2. Use over the counter meds or a neti pot to help relieve sinus issues
3. Keep an eye on the pollen count and stay inside when it’s elevated
4. Take spring cleaning seriously and stay on top of dusting and vacuuming
5. Invest in an Aprilaire Air Purifier to reduce airborne pollutants and allergens

Sources:

https://www.aafa.org/spring-allergy-capitals-2018.aspx

https://www.aafa.org/media/2113/aafa-2018-spring-allergy-capitals-report.pdf

Healthy Clean Air | Healthy Air |

Common Asthma Triggers Around The House

< 1 minute read

While asthma is not caused by air pollution, poor air quality can act as an asthma trigger and may even initiate an asthma attack.

Indoor air pollutants have been found to be 5times greater than outdoor pollutants.  And since Americans spend an average of 90% of their time indoors, it’s more important than ever to make Indoor Air Quality a priority in your home.

Common Indoor Air Pollutants

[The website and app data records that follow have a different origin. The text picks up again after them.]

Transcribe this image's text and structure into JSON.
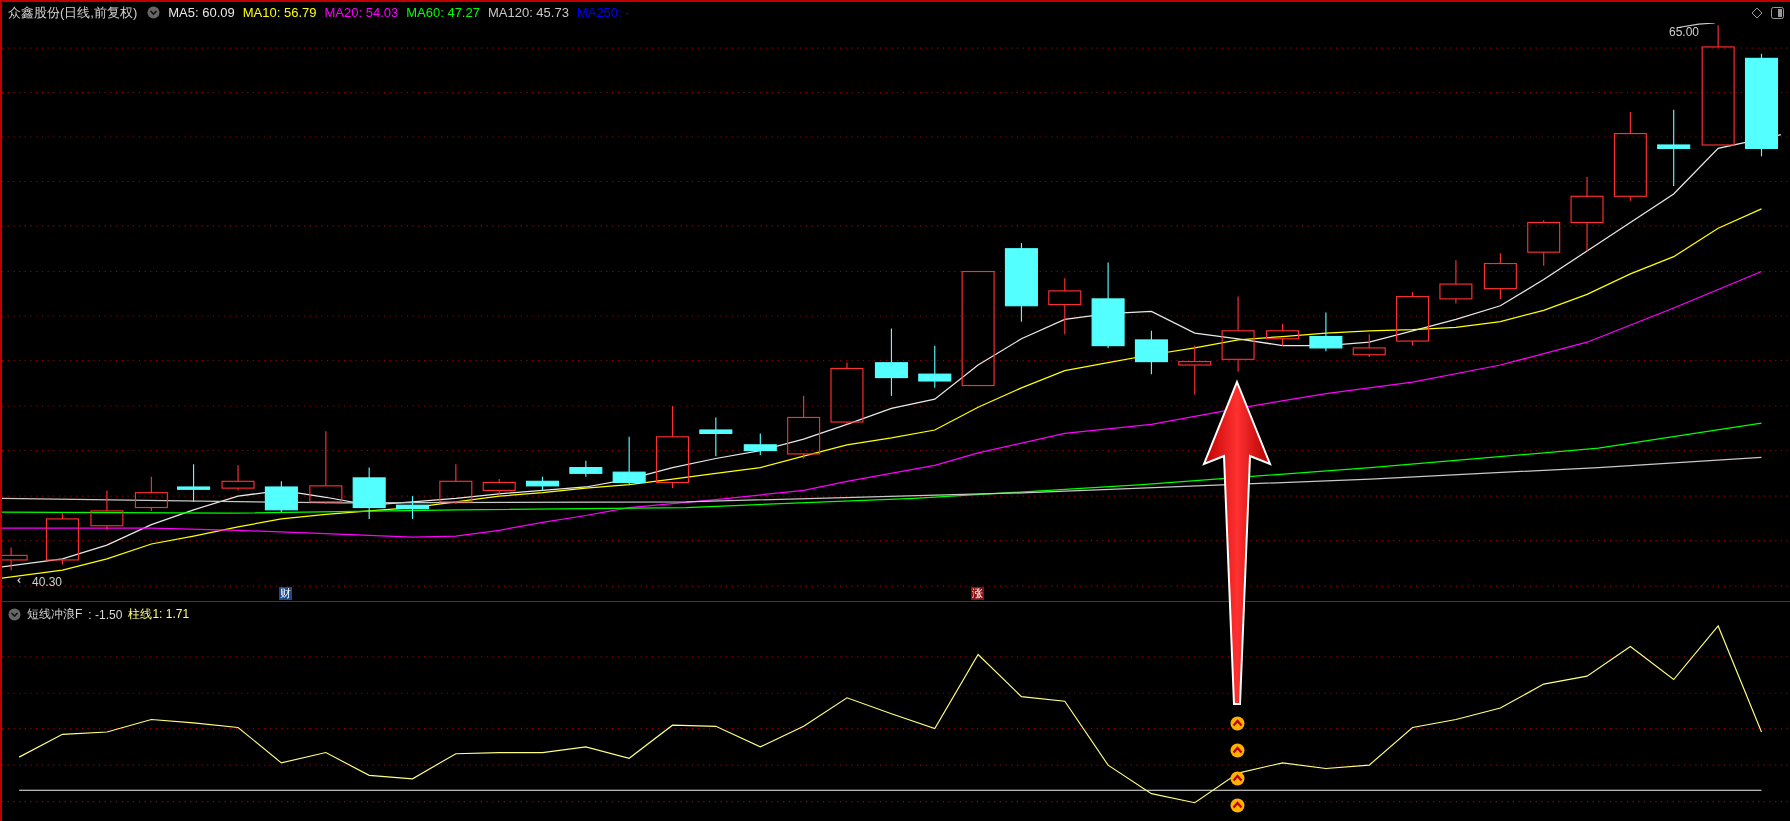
{
  "chart_header": {
    "title": "众鑫股份(日线,前复权)",
    "indicators": [
      {
        "label": "MA5: 60.09",
        "color": "#e8e8e8"
      },
      {
        "label": "MA10: 56.79",
        "color": "#ffff00"
      },
      {
        "label": "MA20: 54.03",
        "color": "#ff00ff"
      },
      {
        "label": "MA60: 47.27",
        "color": "#00ff00"
      },
      {
        "label": "MA120: 45.73",
        "color": "#c8c8c8"
      },
      {
        "label": "MA250: -",
        "color": "#0000ff"
      }
    ]
  },
  "main_chart": {
    "high_label": "65.00",
    "low_label": "40.30",
    "markers": [
      {
        "text": "财",
        "kind": "finance"
      },
      {
        "text": "涨",
        "kind": "limit_up"
      }
    ]
  },
  "sub_chart": {
    "name": "短线冲浪F",
    "value": ": -1.50",
    "bar_label": "柱线1: 1.71"
  }
}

  • Mold, mildew, dust mites
  • Pest droppings
  • Pet dander
  • Furniture finished with flame retardants
  • Spray cleaners and disinfectants
  • Tobacco smoke
  • Smoke from fireplaces, wood stoves, or kerosene heaters
  • Nitrogen dioxide from natural gas heaters and stoves
  • Scented candles, spray and/or plug-in air fresheners, and potpourris
  • Incense smoke
  • Perfumes and hair spray

How to Limit Asthma Triggers

If you or a member of your family suffer from asthma, it’s never too late to get proactive about Indoor Air Quality. Here are some ways to limit common asthma triggers in your home: